The camp director’s housekeeping lecture met the usual disinterest from the dining hall full of sweaty, bug-bitten kids.

Messy cabins are a staple of summer camp. Who wants to tidy up when you can swim, play games and goof around with your friends?

But August Brunsman finished his cleaning directive with a so-subtle-the-kids-probably-missed-it pun that made clear that Camp Quest is not the usual summer offering.

“Remember,” he said, a slight grin crossing his face, “cleanliness is next to godlessness.”

Camp Quest is a sleepaway camp for the children of atheists, agnostics, humanists and other nonbelievers, though kids from religious families are welcome, too.

Most of the time, the kids do normal camp stuff such as hike, compete in relay races, sit around campfires.

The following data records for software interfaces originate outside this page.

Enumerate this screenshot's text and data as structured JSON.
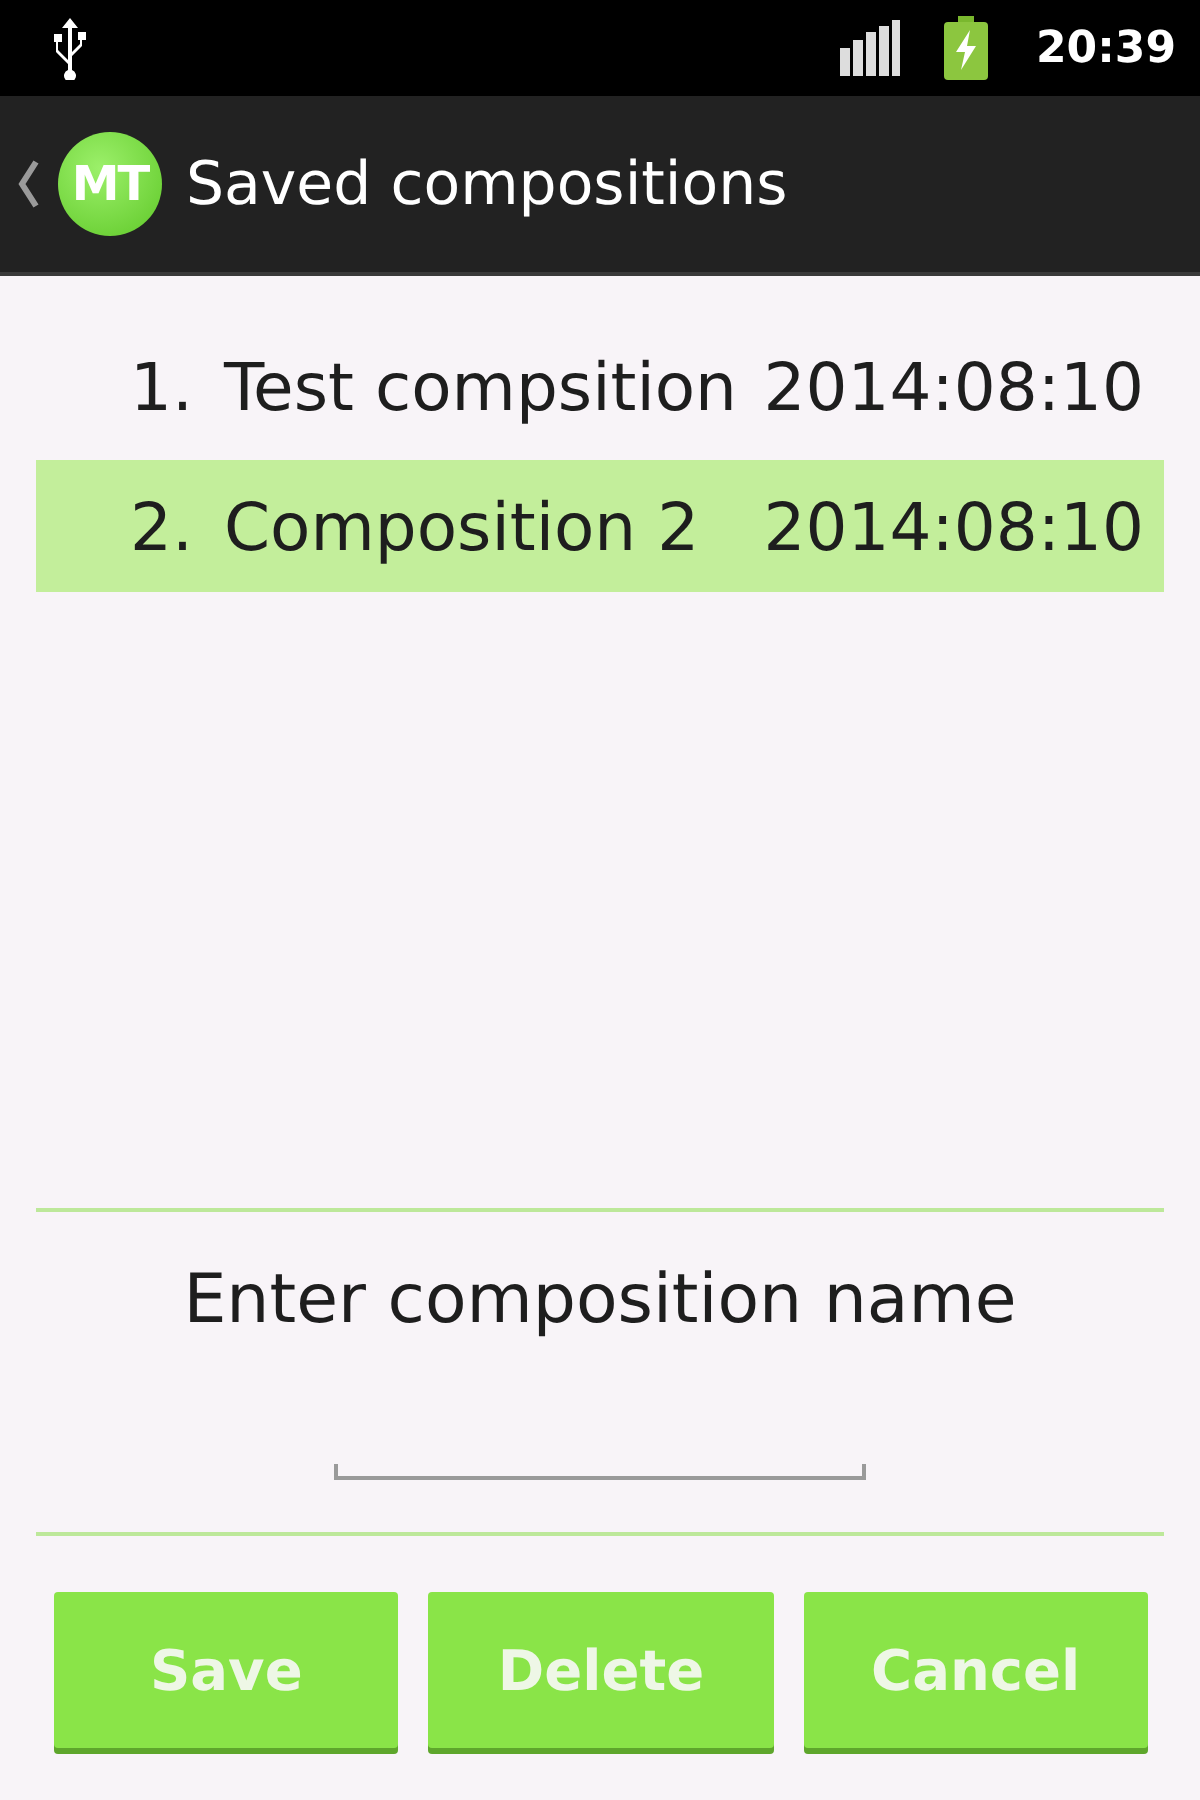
{
  "status_bar": {
    "time": "20:39"
  },
  "action_bar": {
    "logo_text": "MT",
    "title": "Saved compositions"
  },
  "compositions": [
    {
      "number": "1.",
      "name": "Test compsition",
      "date": "2014:08:10",
      "selected": false
    },
    {
      "number": "2.",
      "name": "Composition 2",
      "date": "2014:08:10",
      "selected": true
    }
  ],
  "name_entry": {
    "label": "Enter composition name"
  },
  "buttons": [
    "Save",
    "Delete",
    "Cancel"
  ]
}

But the overarching philosophy is that life without religion is a perfectly healthy, viable option.

Kids wrestle with religion at Camp Quest

Faith & Values Podcast | No. 101 Dispatch religion reporter Meredith Heagney talks with Amanda Metskas, the director of Camp Quest, a program for children of atheists, agnostics, humanists and other nonbelievers.